**WORK ORDER:** Your answer must be the full listing, reproduced exactly, minus any pictures.

**DATA SUPPLIED:**
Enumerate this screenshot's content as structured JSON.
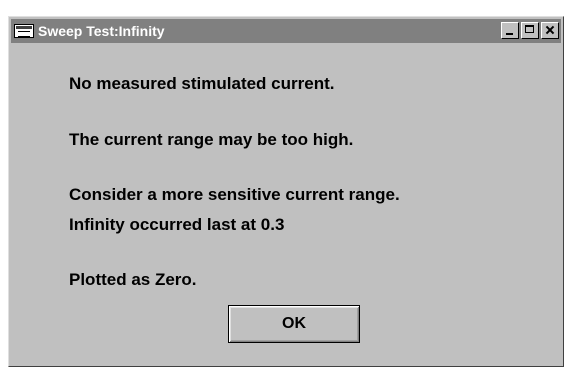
{
  "window": {
    "title": "Sweep Test:Infinity",
    "icon": "app-window-icon",
    "controls": {
      "minimize": "minimize-icon",
      "maximize": "maximize-icon",
      "close": "close-icon"
    }
  },
  "messages": {
    "line1": "No measured stimulated current.",
    "line2": "The current range may be too high.",
    "line3": "Consider a more sensitive current range.",
    "line4": "Infinity occurred last at 0.3",
    "line5": "Plotted as Zero."
  },
  "buttons": {
    "ok_label": "OK"
  },
  "colors": {
    "dialog_background": "#c0c0c0",
    "titlebar_background": "#808080",
    "title_text": "#ffffff"
  }
}
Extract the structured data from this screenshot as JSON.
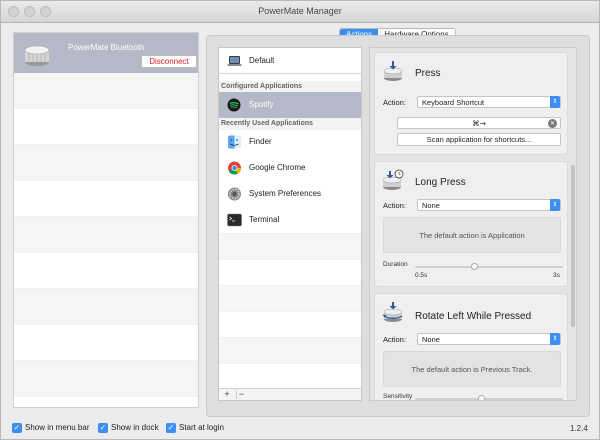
{
  "window": {
    "title": "PowerMate Manager"
  },
  "devices": {
    "selected": {
      "name": "PowerMate Bluetooth",
      "disconnect_label": "Disconnect"
    }
  },
  "tabs": [
    {
      "label": "Actions",
      "active": true
    },
    {
      "label": "Hardware Options",
      "active": false
    }
  ],
  "apps": {
    "default_label": "Default",
    "configured_header": "Configured Applications",
    "configured": [
      {
        "label": "Spotify",
        "icon": "spotify-icon",
        "selected": true
      }
    ],
    "recent_header": "Recently Used Applications",
    "recent": [
      {
        "label": "Finder",
        "icon": "finder-icon"
      },
      {
        "label": "Google Chrome",
        "icon": "chrome-icon"
      },
      {
        "label": "System Preferences",
        "icon": "gear-icon"
      },
      {
        "label": "Terminal",
        "icon": "terminal-icon"
      }
    ],
    "add_label": "+",
    "remove_label": "−"
  },
  "actions": {
    "press": {
      "title": "Press",
      "action_label": "Action:",
      "action_value": "Keyboard Shortcut",
      "shortcut": "⌘→",
      "scan_label": "Scan application for shortcuts..."
    },
    "long_press": {
      "title": "Long Press",
      "action_label": "Action:",
      "action_value": "None",
      "info": "The default action is Application",
      "duration_label": "Duration",
      "duration_min": "0.5s",
      "duration_max": "3s",
      "duration_level": 0.4
    },
    "rotate_left_pressed": {
      "title": "Rotate Left While Pressed",
      "action_label": "Action:",
      "action_value": "None",
      "info": "The default action is Previous Track.",
      "sensitivity_label": "Sensitivity",
      "sensitivity_level": 0.45
    }
  },
  "footer": {
    "show_in_menu_bar": "Show in menu bar",
    "show_in_dock": "Show in dock",
    "start_at_login": "Start at login",
    "version": "1.2.4"
  },
  "colors": {
    "accent": "#3d8ef5",
    "selection": "#b5b9c7",
    "disconnect": "#e02020"
  }
}
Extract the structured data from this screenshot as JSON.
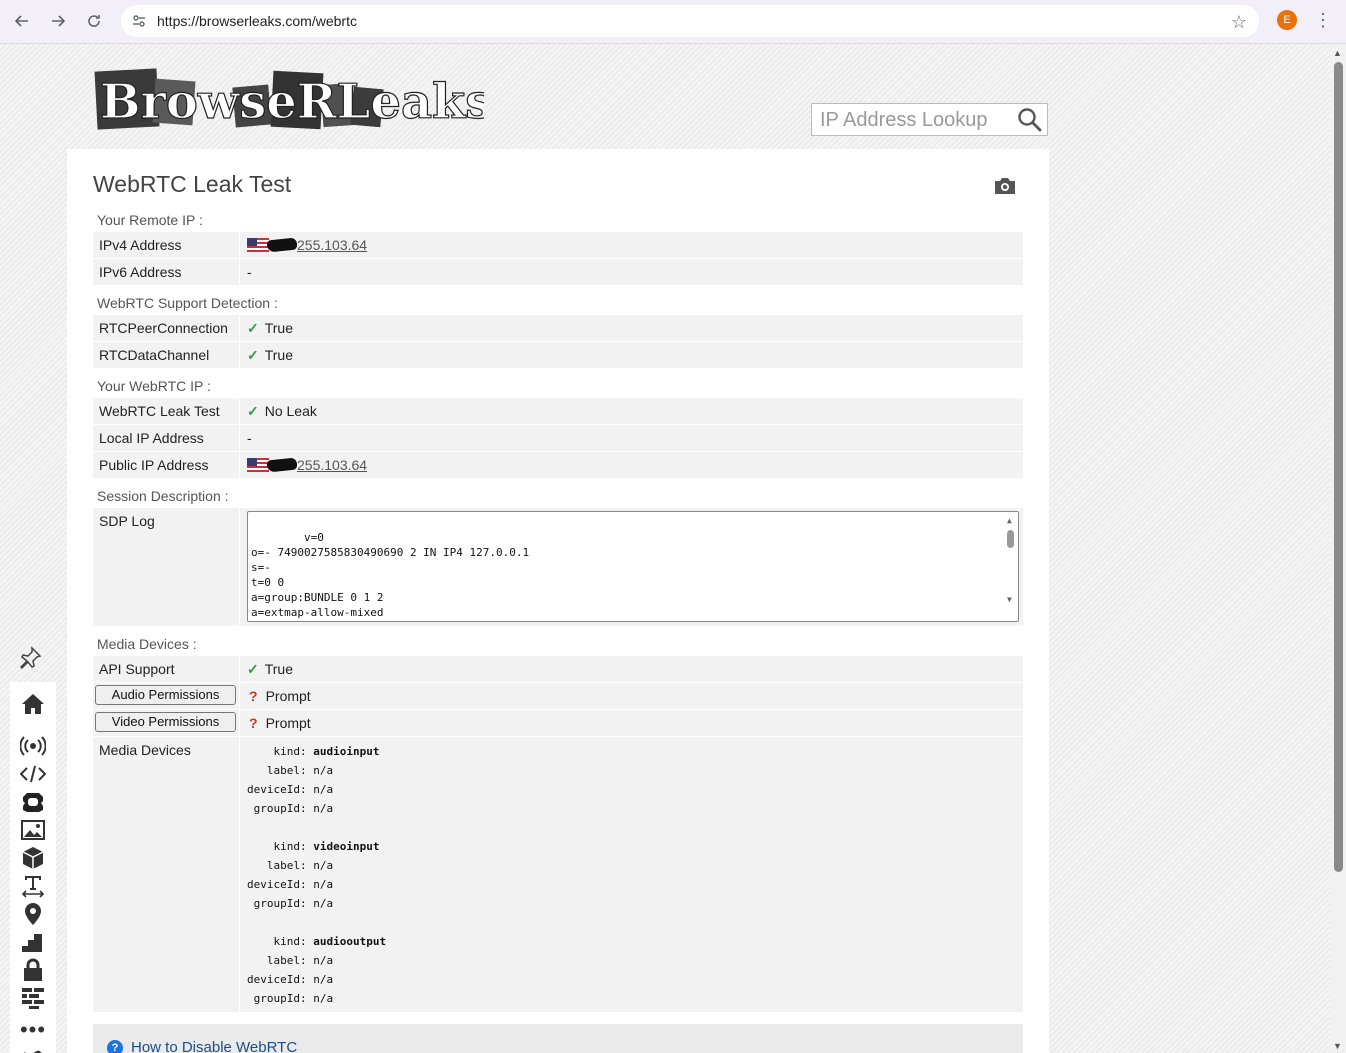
{
  "browser": {
    "url": "https://browserleaks.com/webrtc",
    "profile_initial": "E"
  },
  "header": {
    "logo_text": "BrowseRLeaks.com",
    "search_placeholder": "IP Address Lookup"
  },
  "page": {
    "title": "WebRTC Leak Test"
  },
  "sections": {
    "remote_ip": {
      "title": "Your Remote IP :",
      "ipv4_label": "IPv4 Address",
      "ipv4_value": "255.103.64",
      "ipv6_label": "IPv6 Address",
      "ipv6_value": "-"
    },
    "support": {
      "title": "WebRTC Support Detection :",
      "peer_label": "RTCPeerConnection",
      "peer_value": "True",
      "channel_label": "RTCDataChannel",
      "channel_value": "True"
    },
    "webrtc_ip": {
      "title": "Your WebRTC IP :",
      "leak_label": "WebRTC Leak Test",
      "leak_value": "No Leak",
      "local_label": "Local IP Address",
      "local_value": "-",
      "public_label": "Public IP Address",
      "public_value": "255.103.64"
    },
    "session": {
      "title": "Session Description :",
      "sdp_label": "SDP Log",
      "sdp_log": "v=0\no=- 7490027585830490690 2 IN IP4 127.0.0.1\ns=-\nt=0 0\na=group:BUNDLE 0 1 2\na=extmap-allow-mixed\na=msid-semantic: WMS"
    },
    "media": {
      "title": "Media Devices :",
      "api_label": "API Support",
      "api_value": "True",
      "audio_button": "Audio Permissions",
      "audio_value": "Prompt",
      "video_button": "Video Permissions",
      "video_value": "Prompt",
      "devices_label": "Media Devices",
      "devices": [
        {
          "kind": "audioinput",
          "label": "n/a",
          "deviceId": "n/a",
          "groupId": "n/a"
        },
        {
          "kind": "videoinput",
          "label": "n/a",
          "deviceId": "n/a",
          "groupId": "n/a"
        },
        {
          "kind": "audiooutput",
          "label": "n/a",
          "deviceId": "n/a",
          "groupId": "n/a"
        }
      ],
      "keys": {
        "kind": "kind:",
        "label": "label:",
        "deviceId": "deviceId:",
        "groupId": "groupId:"
      }
    }
  },
  "footer_help": {
    "link_text": "How to Disable WebRTC",
    "icon": "question-circle-icon"
  },
  "dock_icons": [
    "home-icon",
    "broadcast-icon",
    "code-icon",
    "blob-icon",
    "image-icon",
    "cube-icon",
    "text-width-icon",
    "map-pin-icon",
    "stairs-icon",
    "lock-icon",
    "bricks-icon",
    "more-dots-icon",
    "tools-icon"
  ],
  "colors": {
    "check_green": "#2a9d3a",
    "question_red": "#c0392b",
    "row_bg": "#f2f2f2"
  }
}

**TASK RESULT:**
Enumerate this screenshot's content as structured JSON.
{
  "window": {
    "title": "Sweep Test:Infinity",
    "icon": "app-window-icon",
    "controls": {
      "minimize": "minimize-icon",
      "maximize": "maximize-icon",
      "close": "close-icon"
    }
  },
  "messages": {
    "line1": "No measured stimulated current.",
    "line2": "The current range may be too high.",
    "line3": "Consider a more sensitive current range.",
    "line4": "Infinity occurred last at 0.3",
    "line5": "Plotted as Zero."
  },
  "buttons": {
    "ok_label": "OK"
  },
  "colors": {
    "dialog_background": "#c0c0c0",
    "titlebar_background": "#808080",
    "title_text": "#ffffff"
  }
}
Extract the structured data from this screenshot as JSON.
{
  "window": {
    "title": "PowerMate Manager"
  },
  "devices": {
    "selected": {
      "name": "PowerMate Bluetooth",
      "disconnect_label": "Disconnect"
    }
  },
  "tabs": [
    {
      "label": "Actions",
      "active": true
    },
    {
      "label": "Hardware Options",
      "active": false
    }
  ],
  "apps": {
    "default_label": "Default",
    "configured_header": "Configured Applications",
    "configured": [
      {
        "label": "Spotify",
        "icon": "spotify-icon",
        "selected": true
      }
    ],
    "recent_header": "Recently Used Applications",
    "recent": [
      {
        "label": "Finder",
        "icon": "finder-icon"
      },
      {
        "label": "Google Chrome",
        "icon": "chrome-icon"
      },
      {
        "label": "System Preferences",
        "icon": "gear-icon"
      },
      {
        "label": "Terminal",
        "icon": "terminal-icon"
      }
    ],
    "add_label": "+",
    "remove_label": "−"
  },
  "actions": {
    "press": {
      "title": "Press",
      "action_label": "Action:",
      "action_value": "Keyboard Shortcut",
      "shortcut": "⌘→",
      "scan_label": "Scan application for shortcuts..."
    },
    "long_press": {
      "title": "Long Press",
      "action_label": "Action:",
      "action_value": "None",
      "info": "The default action is Application",
      "duration_label": "Duration",
      "duration_min": "0.5s",
      "duration_max": "3s",
      "duration_level": 0.4
    },
    "rotate_left_pressed": {
      "title": "Rotate Left While Pressed",
      "action_label": "Action:",
      "action_value": "None",
      "info": "The default action is Previous Track.",
      "sensitivity_label": "Sensitivity",
      "sensitivity_level": 0.45
    }
  },
  "footer": {
    "show_in_menu_bar": "Show in menu bar",
    "show_in_dock": "Show in dock",
    "start_at_login": "Start at login",
    "version": "1.2.4"
  },
  "colors": {
    "accent": "#3d8ef5",
    "selection": "#b5b9c7",
    "disconnect": "#e02020"
  }
}
Extract the structured data from this screenshot as JSON.
{
  "browser": {
    "url": "https://browserleaks.com/webrtc",
    "profile_initial": "E"
  },
  "header": {
    "logo_text": "BrowseRLeaks.com",
    "search_placeholder": "IP Address Lookup"
  },
  "page": {
    "title": "WebRTC Leak Test"
  },
  "sections": {
    "remote_ip": {
      "title": "Your Remote IP :",
      "ipv4_label": "IPv4 Address",
      "ipv4_value": "255.103.64",
      "ipv6_label": "IPv6 Address",
      "ipv6_value": "-"
    },
    "support": {
      "title": "WebRTC Support Detection :",
      "peer_label": "RTCPeerConnection",
      "peer_value": "True",
      "channel_label": "RTCDataChannel",
      "channel_value": "True"
    },
    "webrtc_ip": {
      "title": "Your WebRTC IP :",
      "leak_label": "WebRTC Leak Test",
      "leak_value": "No Leak",
      "local_label": "Local IP Address",
      "local_value": "-",
      "public_label": "Public IP Address",
      "public_value": "255.103.64"
    },
    "session": {
      "title": "Session Description :",
      "sdp_label": "SDP Log",
      "sdp_log": "v=0\no=- 7490027585830490690 2 IN IP4 127.0.0.1\ns=-\nt=0 0\na=group:BUNDLE 0 1 2\na=extmap-allow-mixed\na=msid-semantic: WMS"
    },
    "media": {
      "title": "Media Devices :",
      "api_label": "API Support",
      "api_value": "True",
      "audio_button": "Audio Permissions",
      "audio_value": "Prompt",
      "video_button": "Video Permissions",
      "video_value": "Prompt",
      "devices_label": "Media Devices",
      "devices": [
        {
          "kind": "audioinput",
          "label": "n/a",
          "deviceId": "n/a",
          "groupId": "n/a"
        },
        {
          "kind": "videoinput",
          "label": "n/a",
          "deviceId": "n/a",
          "groupId": "n/a"
        },
        {
          "kind": "audiooutput",
          "label": "n/a",
          "deviceId": "n/a",
          "groupId": "n/a"
        }
      ],
      "keys": {
        "kind": "kind:",
        "label": "label:",
        "deviceId": "deviceId:",
        "groupId": "groupId:"
      }
    }
  },
  "footer_help": {
    "link_text": "How to Disable WebRTC",
    "icon": "question-circle-icon"
  },
  "dock_icons": [
    "home-icon",
    "broadcast-icon",
    "code-icon",
    "blob-icon",
    "image-icon",
    "cube-icon",
    "text-width-icon",
    "map-pin-icon",
    "stairs-icon",
    "lock-icon",
    "bricks-icon",
    "more-dots-icon",
    "tools-icon"
  ],
  "colors": {
    "check_green": "#2a9d3a",
    "question_red": "#c0392b",
    "row_bg": "#f2f2f2"
  }
}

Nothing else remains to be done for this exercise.